[[ Supplied data, beginning ]]
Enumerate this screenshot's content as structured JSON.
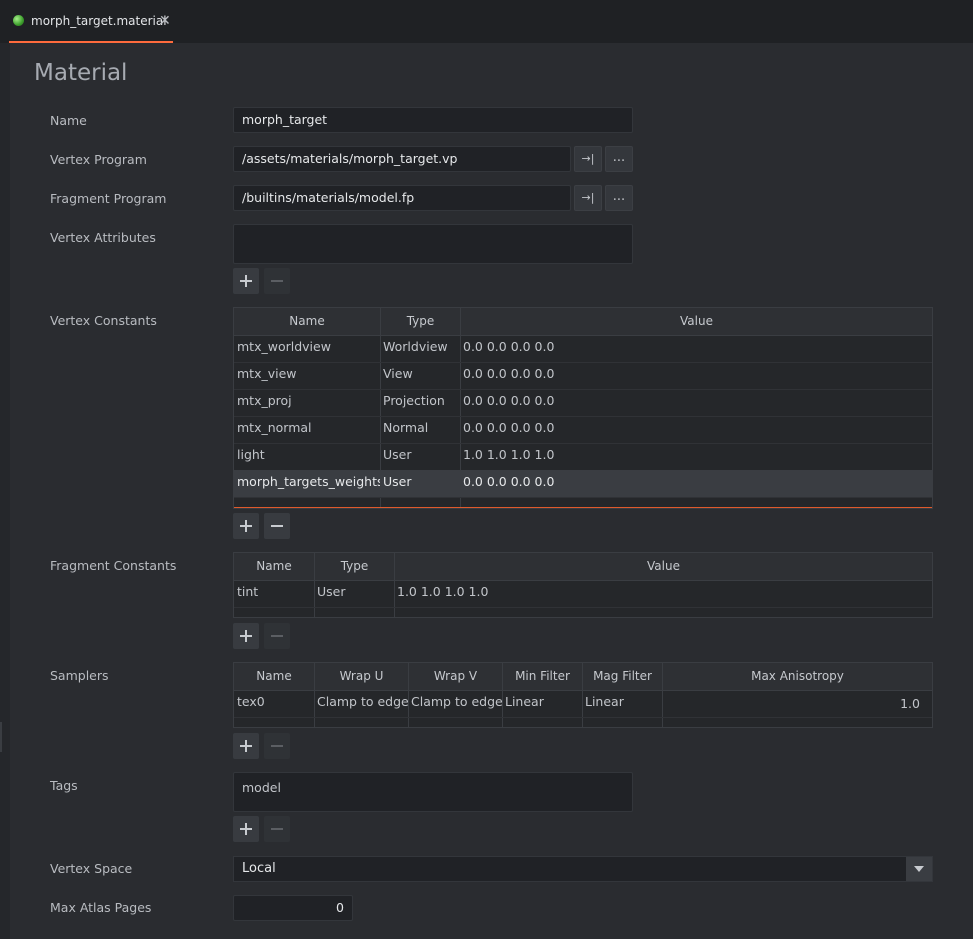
{
  "tab": {
    "title": "morph_target.material",
    "close": "✕"
  },
  "page": {
    "heading": "Material"
  },
  "labels": {
    "name": "Name",
    "vertex_program": "Vertex Program",
    "fragment_program": "Fragment Program",
    "vertex_attributes": "Vertex Attributes",
    "vertex_constants": "Vertex Constants",
    "fragment_constants": "Fragment Constants",
    "samplers": "Samplers",
    "tags": "Tags",
    "vertex_space": "Vertex Space",
    "max_atlas_pages": "Max Atlas Pages"
  },
  "fields": {
    "name": "morph_target",
    "vertex_program": "/assets/materials/morph_target.vp",
    "fragment_program": "/builtins/materials/model.fp",
    "goto_icon": "→|",
    "browse_label": "...",
    "vertex_space": "Local",
    "max_atlas_pages": "0"
  },
  "vertex_constants": {
    "columns": [
      "Name",
      "Type",
      "Value"
    ],
    "rows": [
      {
        "name": "mtx_worldview",
        "type": "Worldview",
        "value": "0.0  0.0  0.0  0.0"
      },
      {
        "name": "mtx_view",
        "type": "View",
        "value": "0.0  0.0  0.0  0.0"
      },
      {
        "name": "mtx_proj",
        "type": "Projection",
        "value": "0.0  0.0  0.0  0.0"
      },
      {
        "name": "mtx_normal",
        "type": "Normal",
        "value": "0.0  0.0  0.0  0.0"
      },
      {
        "name": "light",
        "type": "User",
        "value": "1.0  1.0  1.0  1.0"
      },
      {
        "name": "morph_targets_weights",
        "type": "User",
        "value": "0.0  0.0  0.0  0.0"
      }
    ]
  },
  "fragment_constants": {
    "columns": [
      "Name",
      "Type",
      "Value"
    ],
    "rows": [
      {
        "name": "tint",
        "type": "User",
        "value": "1.0  1.0  1.0  1.0"
      }
    ]
  },
  "samplers": {
    "columns": [
      "Name",
      "Wrap U",
      "Wrap V",
      "Min Filter",
      "Mag Filter",
      "Max Anisotropy"
    ],
    "rows": [
      {
        "name": "tex0",
        "wrap_u": "Clamp to edge",
        "wrap_v": "Clamp to edge",
        "min_filter": "Linear",
        "mag_filter": "Linear",
        "max_anisotropy": "1.0"
      }
    ]
  },
  "tags": [
    "model"
  ],
  "colors": {
    "accent": "#ff6b3d",
    "background": "#2a2c30",
    "tab_bar": "#1f2124"
  }
}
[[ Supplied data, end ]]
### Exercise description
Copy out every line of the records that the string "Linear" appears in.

### Answer space
        "min_filter": "Linear",
        "mag_filter": "Linear",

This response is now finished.